Data records for software interfaces
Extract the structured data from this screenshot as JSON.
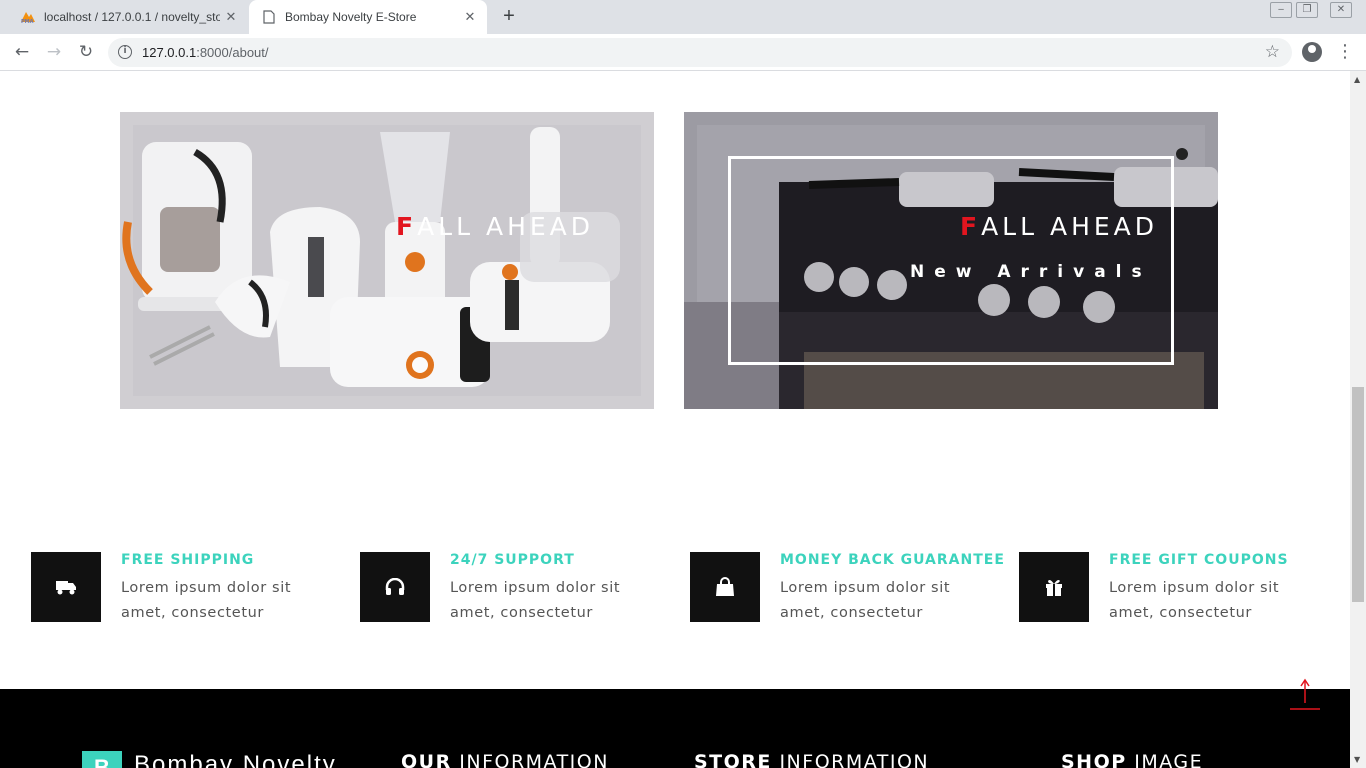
{
  "browser": {
    "tabs": [
      {
        "title": "localhost / 127.0.0.1 / novelty_sto",
        "icon": "phpmyadmin-icon",
        "active": false
      },
      {
        "title": "Bombay Novelty E-Store",
        "icon": "document-icon",
        "active": true
      }
    ],
    "url_host": "127.0.0.1",
    "url_path": ":8000/about/"
  },
  "banners": [
    {
      "headline_first": "F",
      "headline_rest": "ALL AHEAD",
      "subtitle": ""
    },
    {
      "headline_first": "F",
      "headline_rest": "ALL AHEAD",
      "subtitle": "New Arrivals"
    }
  ],
  "features": [
    {
      "title": "FREE SHIPPING",
      "desc": "Lorem ipsum dolor sit amet, consectetur",
      "icon": "truck-icon"
    },
    {
      "title": "24/7 SUPPORT",
      "desc": "Lorem ipsum dolor sit amet, consectetur",
      "icon": "headphones-icon"
    },
    {
      "title": "MONEY BACK GUARANTEE",
      "desc": "Lorem ipsum dolor sit amet, consectetur",
      "icon": "shopping-bag-icon"
    },
    {
      "title": "FREE GIFT COUPONS",
      "desc": "Lorem ipsum dolor sit amet, consectetur",
      "icon": "gift-icon"
    }
  ],
  "footer": {
    "logo_letter": "B",
    "brand": "Bombay Novelty",
    "headings": [
      {
        "bold": "OUR",
        "rest": " INFORMATION"
      },
      {
        "bold": "STORE",
        "rest": " INFORMATION"
      },
      {
        "bold": "SHOP",
        "rest": " IMAGE"
      }
    ]
  },
  "colors": {
    "accent": "#3cd3bd",
    "headline_red": "#e2151f",
    "icon_box": "#111111",
    "footer_bg": "#000000"
  }
}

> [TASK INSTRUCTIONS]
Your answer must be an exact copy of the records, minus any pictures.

> [FINAL ANSWER]
Extract the structured data from this screenshot as JSON.
{
  "browser": {
    "tabs": [
      {
        "title": "localhost / 127.0.0.1 / novelty_sto",
        "icon": "phpmyadmin-icon",
        "active": false
      },
      {
        "title": "Bombay Novelty E-Store",
        "icon": "document-icon",
        "active": true
      }
    ],
    "url_host": "127.0.0.1",
    "url_path": ":8000/about/"
  },
  "banners": [
    {
      "headline_first": "F",
      "headline_rest": "ALL AHEAD",
      "subtitle": ""
    },
    {
      "headline_first": "F",
      "headline_rest": "ALL AHEAD",
      "subtitle": "New Arrivals"
    }
  ],
  "features": [
    {
      "title": "FREE SHIPPING",
      "desc": "Lorem ipsum dolor sit amet, consectetur",
      "icon": "truck-icon"
    },
    {
      "title": "24/7 SUPPORT",
      "desc": "Lorem ipsum dolor sit amet, consectetur",
      "icon": "headphones-icon"
    },
    {
      "title": "MONEY BACK GUARANTEE",
      "desc": "Lorem ipsum dolor sit amet, consectetur",
      "icon": "shopping-bag-icon"
    },
    {
      "title": "FREE GIFT COUPONS",
      "desc": "Lorem ipsum dolor sit amet, consectetur",
      "icon": "gift-icon"
    }
  ],
  "footer": {
    "logo_letter": "B",
    "brand": "Bombay Novelty",
    "headings": [
      {
        "bold": "OUR",
        "rest": " INFORMATION"
      },
      {
        "bold": "STORE",
        "rest": " INFORMATION"
      },
      {
        "bold": "SHOP",
        "rest": " IMAGE"
      }
    ]
  },
  "colors": {
    "accent": "#3cd3bd",
    "headline_red": "#e2151f",
    "icon_box": "#111111",
    "footer_bg": "#000000"
  }
}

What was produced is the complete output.